Are We Committed or Consumers?

            I am amazed at how many businesses now crave our responses to surveys.  Grocery stores, restaurants, hotels, you name it- all want to know how we liked our stay or what services we found beneficial.  They offer incentives to respond.  I can only assume businesses are taking this information in order to be able to appeal more and more to their customers.  After all, the customer is always right- as the saying goes.

            We are a consumerist culture.  We are inundated with that mindset.  We live and breathe it.  We are like a fish being asked to explain what water is.  A fish would have a hard time doing so as they can’t exist apart from it.

            If we don’t like a product, service, or store we simply take our business elsewhere.  That’s the world we live in.  Living here in the United States, we are blessed with multiple options for just about everything.  That fuels our consumer driven economy and attendant worldview.

            I bring this up because that kind of thinking can creep into our view of the church.  I’m convinced it’s often a cultural blind spot for Christians.  People may look at churches as service providers or as venues to cater to their personal tastes.  If one church doesn’t fully meet expectations, there are several others from which to choose.

            What’s the problem? A church is more aligned with being a family than with being a provider of “religious services.”  We take vows to support the church and are to see ourselves as part of a body.  We need to see our need of the church and need to have a ministry as much to be ministered to.  This is not to say that there are legitimate reasons to leave churches- there certainly are. When a church departs from the gospel and the authority of God’s Word, that’s a sure sign to leave the church.  But that’s not what I’m talking about

            When we see needs in the church or ministry that need doing, our first response should be “How can I help?” That’s what families do.  Families don’t splinter or look for another family they can try to join when there’s need- at least they shouldn’t.

            Our consumerist mindset may lead us to keep one foot out of the door of the church, ready to bolt at the first hint of lack.  This should not be the case.  Let’s pray that HLPC grows as a family and that the Lord frees us from the consumerist mindset deeply ingrained in our culture. Let’s be committed, not merely consumers.

Paul Bankson
pbankson@gmail.com
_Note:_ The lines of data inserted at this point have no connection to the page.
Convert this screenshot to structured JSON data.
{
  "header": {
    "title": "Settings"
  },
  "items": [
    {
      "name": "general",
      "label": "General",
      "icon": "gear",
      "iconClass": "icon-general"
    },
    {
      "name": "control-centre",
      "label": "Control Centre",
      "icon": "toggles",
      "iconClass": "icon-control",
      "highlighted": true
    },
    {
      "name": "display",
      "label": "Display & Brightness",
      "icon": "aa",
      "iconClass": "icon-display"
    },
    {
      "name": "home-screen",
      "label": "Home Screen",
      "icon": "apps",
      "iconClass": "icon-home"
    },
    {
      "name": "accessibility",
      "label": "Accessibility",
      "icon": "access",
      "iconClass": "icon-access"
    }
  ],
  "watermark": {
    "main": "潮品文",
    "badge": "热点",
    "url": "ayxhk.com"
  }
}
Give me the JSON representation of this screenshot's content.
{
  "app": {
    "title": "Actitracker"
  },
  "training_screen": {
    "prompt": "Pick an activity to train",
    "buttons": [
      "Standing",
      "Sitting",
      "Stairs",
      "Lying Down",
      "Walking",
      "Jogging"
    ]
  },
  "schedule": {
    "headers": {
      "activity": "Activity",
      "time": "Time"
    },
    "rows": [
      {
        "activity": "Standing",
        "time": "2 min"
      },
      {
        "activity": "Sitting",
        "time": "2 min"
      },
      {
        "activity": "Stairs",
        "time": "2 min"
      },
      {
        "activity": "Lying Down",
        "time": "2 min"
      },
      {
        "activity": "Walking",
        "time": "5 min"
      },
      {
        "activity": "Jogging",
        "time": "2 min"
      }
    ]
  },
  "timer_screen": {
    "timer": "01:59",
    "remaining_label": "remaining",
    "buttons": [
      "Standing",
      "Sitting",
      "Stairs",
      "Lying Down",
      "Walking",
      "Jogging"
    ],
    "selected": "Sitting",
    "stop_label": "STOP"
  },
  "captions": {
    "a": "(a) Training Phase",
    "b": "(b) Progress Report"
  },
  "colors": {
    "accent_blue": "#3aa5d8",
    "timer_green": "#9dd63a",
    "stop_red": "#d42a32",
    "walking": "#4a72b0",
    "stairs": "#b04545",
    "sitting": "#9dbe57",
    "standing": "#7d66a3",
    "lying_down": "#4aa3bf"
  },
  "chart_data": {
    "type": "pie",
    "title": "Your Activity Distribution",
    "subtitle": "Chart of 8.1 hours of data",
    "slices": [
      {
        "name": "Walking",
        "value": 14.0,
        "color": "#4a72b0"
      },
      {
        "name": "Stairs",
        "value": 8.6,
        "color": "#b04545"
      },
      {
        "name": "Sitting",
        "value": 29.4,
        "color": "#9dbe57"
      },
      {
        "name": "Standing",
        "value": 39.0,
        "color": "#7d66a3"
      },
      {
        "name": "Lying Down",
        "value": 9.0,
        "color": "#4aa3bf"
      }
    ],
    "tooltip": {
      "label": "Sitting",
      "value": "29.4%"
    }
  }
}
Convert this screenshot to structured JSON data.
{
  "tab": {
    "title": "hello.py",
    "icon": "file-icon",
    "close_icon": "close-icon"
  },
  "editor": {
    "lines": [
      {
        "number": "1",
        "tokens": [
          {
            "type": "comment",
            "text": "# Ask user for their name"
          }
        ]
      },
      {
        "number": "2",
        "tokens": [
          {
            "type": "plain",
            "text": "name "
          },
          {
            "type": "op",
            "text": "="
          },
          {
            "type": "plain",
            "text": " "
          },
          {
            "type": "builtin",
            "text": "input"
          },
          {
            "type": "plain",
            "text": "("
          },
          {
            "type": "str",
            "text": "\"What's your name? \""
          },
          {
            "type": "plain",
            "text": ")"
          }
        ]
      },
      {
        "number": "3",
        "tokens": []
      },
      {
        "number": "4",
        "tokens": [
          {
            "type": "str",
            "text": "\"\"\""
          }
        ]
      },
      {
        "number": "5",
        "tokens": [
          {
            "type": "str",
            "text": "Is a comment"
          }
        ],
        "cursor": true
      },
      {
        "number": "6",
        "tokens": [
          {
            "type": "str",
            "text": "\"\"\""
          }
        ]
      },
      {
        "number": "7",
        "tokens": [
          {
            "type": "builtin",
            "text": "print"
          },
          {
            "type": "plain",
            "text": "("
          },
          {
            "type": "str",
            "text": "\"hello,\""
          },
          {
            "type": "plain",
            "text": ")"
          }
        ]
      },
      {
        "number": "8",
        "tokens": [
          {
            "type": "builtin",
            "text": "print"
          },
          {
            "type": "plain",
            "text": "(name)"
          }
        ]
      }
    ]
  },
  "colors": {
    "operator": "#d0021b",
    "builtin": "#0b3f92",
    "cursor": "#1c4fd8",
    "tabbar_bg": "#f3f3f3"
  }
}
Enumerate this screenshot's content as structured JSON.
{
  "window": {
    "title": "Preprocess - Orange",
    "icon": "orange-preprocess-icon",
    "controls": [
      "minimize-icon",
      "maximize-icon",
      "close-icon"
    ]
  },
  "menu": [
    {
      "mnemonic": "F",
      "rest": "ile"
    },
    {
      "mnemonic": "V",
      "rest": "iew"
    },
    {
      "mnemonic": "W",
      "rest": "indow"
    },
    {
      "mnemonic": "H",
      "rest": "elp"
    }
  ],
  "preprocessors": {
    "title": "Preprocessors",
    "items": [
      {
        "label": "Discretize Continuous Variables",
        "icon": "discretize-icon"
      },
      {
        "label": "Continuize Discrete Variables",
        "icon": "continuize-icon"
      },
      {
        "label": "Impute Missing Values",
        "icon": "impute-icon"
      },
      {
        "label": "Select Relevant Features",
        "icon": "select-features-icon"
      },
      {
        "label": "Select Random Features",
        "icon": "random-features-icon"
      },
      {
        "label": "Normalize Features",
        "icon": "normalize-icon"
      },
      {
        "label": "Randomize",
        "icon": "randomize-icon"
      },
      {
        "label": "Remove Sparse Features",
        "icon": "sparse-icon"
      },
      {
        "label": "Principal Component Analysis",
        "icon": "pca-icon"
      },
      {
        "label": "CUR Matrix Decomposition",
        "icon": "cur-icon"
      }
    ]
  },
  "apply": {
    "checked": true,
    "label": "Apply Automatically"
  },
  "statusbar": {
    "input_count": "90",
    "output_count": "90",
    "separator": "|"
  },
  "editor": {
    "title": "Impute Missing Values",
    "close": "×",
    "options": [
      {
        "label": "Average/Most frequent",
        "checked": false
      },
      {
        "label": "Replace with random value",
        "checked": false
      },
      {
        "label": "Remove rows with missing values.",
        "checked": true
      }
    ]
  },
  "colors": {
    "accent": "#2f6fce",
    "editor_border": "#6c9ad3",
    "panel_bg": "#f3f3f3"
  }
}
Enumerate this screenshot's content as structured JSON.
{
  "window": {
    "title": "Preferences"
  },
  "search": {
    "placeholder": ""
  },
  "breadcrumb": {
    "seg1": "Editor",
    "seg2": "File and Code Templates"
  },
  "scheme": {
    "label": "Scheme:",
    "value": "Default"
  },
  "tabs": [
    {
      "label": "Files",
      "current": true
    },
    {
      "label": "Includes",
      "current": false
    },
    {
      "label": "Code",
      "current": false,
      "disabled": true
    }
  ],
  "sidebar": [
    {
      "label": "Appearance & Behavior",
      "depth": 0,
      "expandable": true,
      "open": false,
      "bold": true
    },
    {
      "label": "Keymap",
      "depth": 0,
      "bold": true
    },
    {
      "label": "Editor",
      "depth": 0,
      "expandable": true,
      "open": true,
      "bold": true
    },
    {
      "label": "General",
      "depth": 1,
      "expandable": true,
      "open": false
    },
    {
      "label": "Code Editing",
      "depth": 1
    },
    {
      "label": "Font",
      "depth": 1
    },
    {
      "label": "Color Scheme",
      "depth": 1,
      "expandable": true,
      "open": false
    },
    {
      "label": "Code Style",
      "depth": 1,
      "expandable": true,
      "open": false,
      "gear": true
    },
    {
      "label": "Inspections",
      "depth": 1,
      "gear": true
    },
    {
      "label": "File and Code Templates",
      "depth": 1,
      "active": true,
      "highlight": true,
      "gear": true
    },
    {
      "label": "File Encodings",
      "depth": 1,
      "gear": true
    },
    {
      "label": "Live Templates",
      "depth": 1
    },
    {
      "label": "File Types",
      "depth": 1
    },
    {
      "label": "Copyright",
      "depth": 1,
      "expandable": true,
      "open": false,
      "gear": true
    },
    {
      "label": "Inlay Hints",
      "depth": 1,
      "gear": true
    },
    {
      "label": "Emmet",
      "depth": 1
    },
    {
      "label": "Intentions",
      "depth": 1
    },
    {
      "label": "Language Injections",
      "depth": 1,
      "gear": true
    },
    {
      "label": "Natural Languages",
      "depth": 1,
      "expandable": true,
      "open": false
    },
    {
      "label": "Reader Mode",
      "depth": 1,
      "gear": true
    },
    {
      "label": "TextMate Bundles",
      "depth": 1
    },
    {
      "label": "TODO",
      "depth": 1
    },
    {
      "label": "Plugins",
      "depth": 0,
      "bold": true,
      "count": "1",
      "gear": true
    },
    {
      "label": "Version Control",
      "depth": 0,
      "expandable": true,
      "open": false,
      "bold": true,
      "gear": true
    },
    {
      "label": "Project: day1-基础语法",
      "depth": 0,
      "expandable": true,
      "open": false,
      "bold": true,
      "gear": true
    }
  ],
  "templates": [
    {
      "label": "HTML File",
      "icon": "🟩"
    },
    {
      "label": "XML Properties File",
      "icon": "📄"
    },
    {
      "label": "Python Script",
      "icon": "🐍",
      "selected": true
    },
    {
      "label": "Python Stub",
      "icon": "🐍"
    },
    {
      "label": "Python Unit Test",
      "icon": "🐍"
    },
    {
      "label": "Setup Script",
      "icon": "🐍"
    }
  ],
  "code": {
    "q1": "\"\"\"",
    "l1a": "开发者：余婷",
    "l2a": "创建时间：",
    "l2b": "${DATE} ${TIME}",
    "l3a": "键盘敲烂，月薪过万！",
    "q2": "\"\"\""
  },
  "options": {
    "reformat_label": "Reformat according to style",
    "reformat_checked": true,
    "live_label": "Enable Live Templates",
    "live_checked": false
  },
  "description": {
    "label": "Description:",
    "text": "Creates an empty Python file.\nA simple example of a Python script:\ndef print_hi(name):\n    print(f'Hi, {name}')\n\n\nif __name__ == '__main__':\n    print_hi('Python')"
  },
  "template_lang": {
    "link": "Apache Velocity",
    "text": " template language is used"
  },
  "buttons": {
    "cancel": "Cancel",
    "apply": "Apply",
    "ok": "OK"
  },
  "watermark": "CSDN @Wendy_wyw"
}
Paul was born and raised in Birmingham, AL and graduated from Auburn University in 1986 with a degree in Business Administration. It was at Auburn that he met his wife, Connie. They were married in Ft. Lauderdale, FL and moved to Jackson, MS where he attended Reformed Theological Seminary graduating with a Master of Divinity in 1991. Upon graduation, Paul served as a Campus Minister with RUF, the campus ministry of the PCA, at Tennessee-Martin where the Banksons lived for 5 years. They moved to Macon, GA in 1996 to work with RUF at Mercer University and then Paul joined the pastoral staff at First Presbyterian Church of Macon as an Assistant Pastor in 1999. In 2004, Paul and his family moved to Warner Robins where he served as a church planter and then organizing Pastor of Houston Lake Presbyterian Church. In December 2014 Paul completed a Doctor of Ministry degree through Reformed Theological Seminary of Orlando. Paul and Connie have three sons, Andrew (23), Stephen (20), and Matthew (15). Paul enjoys grilling, camping with his family, and Auburn sports (War Eagle!).